The Hollywood Special Effects Show is interesting but ultimately fails to match up to its intended audience
If you’ve been to the cinema this year, chances are you saw a film that contained special effects. Almost every modern film features some form of special effects (SFX), whether its make-up prosthetics or CGI graphics. No surprise then that the team behind THE HOLLYWOOD SPECIAL EFFECTS SHOW decided to bring the glitz, glamour and gore of Hollywood to the stage.
THE HOLLYWOOD SPECIAL EFFECTS SHOW is an interactive and explosive family show that takes you behind the scenes of creating movie magic. The 110-minute show reveals the science and secrets of movie special effects, providing an interesting insight into some of the most spectacular scenes ever filmed in Hollywood.
The fast-paced show is split into short 10-minute sections. Stunt effects like fight sequences, fireball explosions and sound effects are demonstrated live on stage as a team of three professionals – Sonia, Richard and Duncan – attempt to break down the science behind them into bite-size snippets. The visual demonstrations are interesting, fun and entertaining although a couple of stunts fall flat including a gun shooting sequence in which the pyrotechnics failed to go off. A short but impressive sequence involving an animatronic dinosaur stands out as one of the highlights, along with a daft but entertaining sketch demonstrating the use of sound effects.
While the idea behind THE HOLLYWOOD SPECIAL EFFECTS SHOW is certainly interesting, the pitch ultimately fails to match up to its intended audience. Billed as a family show for children aged 6 and over, the presenters deliver the content in a juvenile way but some sections are very adult in their content. For example, a section on horror films opens with a rather disturbing scene in which an axe-wielding murderer storms onto stage, scaring almost all of the younger children in the audience, as well as a few of the adults. The presenters then continue to talk about films and TV shows like Psycho (1960), 28 Days Later (2002) and Game of Thrones which are intended for audiences aged 18+ and are therefore completely irrelevant to the younger children.

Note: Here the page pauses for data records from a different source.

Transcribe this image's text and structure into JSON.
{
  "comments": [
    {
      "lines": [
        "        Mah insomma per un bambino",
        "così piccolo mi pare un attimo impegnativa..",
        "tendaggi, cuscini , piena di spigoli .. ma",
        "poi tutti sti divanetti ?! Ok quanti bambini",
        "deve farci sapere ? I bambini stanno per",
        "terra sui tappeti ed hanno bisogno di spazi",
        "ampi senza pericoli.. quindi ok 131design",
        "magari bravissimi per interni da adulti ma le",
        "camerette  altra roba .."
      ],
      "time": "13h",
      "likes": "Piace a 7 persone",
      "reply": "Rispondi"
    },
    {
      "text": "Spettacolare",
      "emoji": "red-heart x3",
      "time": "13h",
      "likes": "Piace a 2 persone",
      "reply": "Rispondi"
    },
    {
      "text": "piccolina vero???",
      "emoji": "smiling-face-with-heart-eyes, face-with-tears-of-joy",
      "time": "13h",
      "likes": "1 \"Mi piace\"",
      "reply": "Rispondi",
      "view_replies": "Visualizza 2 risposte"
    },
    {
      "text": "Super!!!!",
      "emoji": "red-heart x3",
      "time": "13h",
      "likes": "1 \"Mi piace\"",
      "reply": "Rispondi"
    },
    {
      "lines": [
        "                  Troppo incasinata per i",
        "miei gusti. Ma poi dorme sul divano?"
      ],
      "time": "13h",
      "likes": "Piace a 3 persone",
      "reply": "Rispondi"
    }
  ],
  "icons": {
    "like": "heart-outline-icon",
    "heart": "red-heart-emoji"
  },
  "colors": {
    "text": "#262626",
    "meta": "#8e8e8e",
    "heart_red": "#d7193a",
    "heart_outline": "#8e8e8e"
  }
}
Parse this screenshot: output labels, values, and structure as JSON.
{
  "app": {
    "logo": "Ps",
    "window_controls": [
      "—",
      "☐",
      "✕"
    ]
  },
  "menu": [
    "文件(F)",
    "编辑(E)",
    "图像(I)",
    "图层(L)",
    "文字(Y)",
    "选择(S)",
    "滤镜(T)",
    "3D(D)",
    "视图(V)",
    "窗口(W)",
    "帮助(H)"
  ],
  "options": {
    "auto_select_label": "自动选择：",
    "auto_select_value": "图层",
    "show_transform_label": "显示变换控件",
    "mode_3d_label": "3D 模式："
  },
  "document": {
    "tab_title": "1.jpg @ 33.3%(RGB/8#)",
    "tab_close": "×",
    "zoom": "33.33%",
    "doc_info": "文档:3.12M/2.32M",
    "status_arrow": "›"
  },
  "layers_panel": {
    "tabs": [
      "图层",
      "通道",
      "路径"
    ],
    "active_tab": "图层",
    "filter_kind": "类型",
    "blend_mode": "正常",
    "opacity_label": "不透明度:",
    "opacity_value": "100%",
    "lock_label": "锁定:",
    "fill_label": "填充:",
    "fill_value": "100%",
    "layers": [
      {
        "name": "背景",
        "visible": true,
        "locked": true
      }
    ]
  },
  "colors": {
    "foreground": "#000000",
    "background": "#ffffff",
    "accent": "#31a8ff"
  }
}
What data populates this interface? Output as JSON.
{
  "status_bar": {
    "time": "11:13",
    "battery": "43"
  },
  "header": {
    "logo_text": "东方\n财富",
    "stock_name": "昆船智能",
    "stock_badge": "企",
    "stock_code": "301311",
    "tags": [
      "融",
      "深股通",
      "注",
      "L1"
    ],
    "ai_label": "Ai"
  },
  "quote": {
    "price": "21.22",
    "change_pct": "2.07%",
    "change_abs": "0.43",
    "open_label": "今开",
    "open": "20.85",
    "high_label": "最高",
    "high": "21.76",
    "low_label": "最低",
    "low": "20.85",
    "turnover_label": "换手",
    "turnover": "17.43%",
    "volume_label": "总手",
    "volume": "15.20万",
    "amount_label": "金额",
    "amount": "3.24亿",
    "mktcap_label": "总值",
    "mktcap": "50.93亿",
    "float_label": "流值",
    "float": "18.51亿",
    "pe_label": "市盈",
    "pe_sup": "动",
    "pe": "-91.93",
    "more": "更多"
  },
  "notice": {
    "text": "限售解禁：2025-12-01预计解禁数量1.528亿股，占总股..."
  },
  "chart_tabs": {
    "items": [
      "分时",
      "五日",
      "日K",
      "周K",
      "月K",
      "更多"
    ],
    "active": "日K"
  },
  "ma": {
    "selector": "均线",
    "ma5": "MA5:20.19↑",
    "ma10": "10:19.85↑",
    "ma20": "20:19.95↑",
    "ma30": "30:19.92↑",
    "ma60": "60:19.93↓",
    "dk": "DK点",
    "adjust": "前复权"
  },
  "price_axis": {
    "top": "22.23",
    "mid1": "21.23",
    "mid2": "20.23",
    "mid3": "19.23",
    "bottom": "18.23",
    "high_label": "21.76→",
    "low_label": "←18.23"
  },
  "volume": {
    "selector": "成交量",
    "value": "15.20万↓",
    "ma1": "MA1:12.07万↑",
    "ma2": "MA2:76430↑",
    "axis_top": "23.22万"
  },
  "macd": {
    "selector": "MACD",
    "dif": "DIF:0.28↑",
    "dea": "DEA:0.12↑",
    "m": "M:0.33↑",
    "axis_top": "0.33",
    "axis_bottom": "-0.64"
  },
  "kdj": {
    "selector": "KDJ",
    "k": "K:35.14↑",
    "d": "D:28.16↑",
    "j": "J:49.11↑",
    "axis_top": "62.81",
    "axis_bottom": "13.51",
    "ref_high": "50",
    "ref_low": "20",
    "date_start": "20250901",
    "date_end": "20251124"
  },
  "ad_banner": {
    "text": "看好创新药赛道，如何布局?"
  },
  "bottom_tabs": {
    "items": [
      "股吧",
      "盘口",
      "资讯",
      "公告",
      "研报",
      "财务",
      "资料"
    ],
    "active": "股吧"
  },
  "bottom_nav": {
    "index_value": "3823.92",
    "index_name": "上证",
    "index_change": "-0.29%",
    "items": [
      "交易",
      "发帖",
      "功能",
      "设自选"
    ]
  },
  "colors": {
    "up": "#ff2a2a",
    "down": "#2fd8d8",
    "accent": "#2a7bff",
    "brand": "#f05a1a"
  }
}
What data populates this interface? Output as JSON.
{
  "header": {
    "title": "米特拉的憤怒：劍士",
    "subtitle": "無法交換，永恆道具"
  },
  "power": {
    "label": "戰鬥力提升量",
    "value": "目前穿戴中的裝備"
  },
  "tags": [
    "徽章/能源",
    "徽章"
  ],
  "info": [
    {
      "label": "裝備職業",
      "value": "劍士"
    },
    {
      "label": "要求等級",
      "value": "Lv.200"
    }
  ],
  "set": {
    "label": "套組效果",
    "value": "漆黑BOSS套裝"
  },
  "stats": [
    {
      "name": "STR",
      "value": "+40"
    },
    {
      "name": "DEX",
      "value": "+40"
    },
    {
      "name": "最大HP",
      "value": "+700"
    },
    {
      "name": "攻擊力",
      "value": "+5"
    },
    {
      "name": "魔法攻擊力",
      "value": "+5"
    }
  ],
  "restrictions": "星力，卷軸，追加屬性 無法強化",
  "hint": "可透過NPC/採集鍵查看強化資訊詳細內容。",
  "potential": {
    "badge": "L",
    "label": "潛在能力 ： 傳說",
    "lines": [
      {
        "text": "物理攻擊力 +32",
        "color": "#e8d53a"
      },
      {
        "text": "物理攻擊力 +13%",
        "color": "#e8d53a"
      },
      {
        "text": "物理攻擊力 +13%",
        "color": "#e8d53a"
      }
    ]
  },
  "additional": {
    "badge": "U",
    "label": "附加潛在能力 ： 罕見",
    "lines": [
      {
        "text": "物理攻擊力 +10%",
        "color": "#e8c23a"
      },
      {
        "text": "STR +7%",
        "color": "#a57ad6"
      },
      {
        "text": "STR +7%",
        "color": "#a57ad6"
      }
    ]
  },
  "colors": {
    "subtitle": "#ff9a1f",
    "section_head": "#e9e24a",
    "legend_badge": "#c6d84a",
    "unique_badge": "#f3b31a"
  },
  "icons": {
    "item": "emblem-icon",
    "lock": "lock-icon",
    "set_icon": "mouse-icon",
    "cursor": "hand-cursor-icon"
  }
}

That said, there are plenty of interesting movie facts and clips to keep the audience engaged and the show lives up to its promise of interaction, with four different members of the audience pulled up on stage throughout the show to assist with the stunts. The explosive finale with its elaborate pyrotechnic display and large air cannon also impresses, resulting in most of the audience leaving with a smile on their face.
If the issues with the pitch and delivery are ironed out, THE HOLLYWOOD SPECIAL EFFECTS SHOW has the potential to be something really special.
Runs until 4 June 2016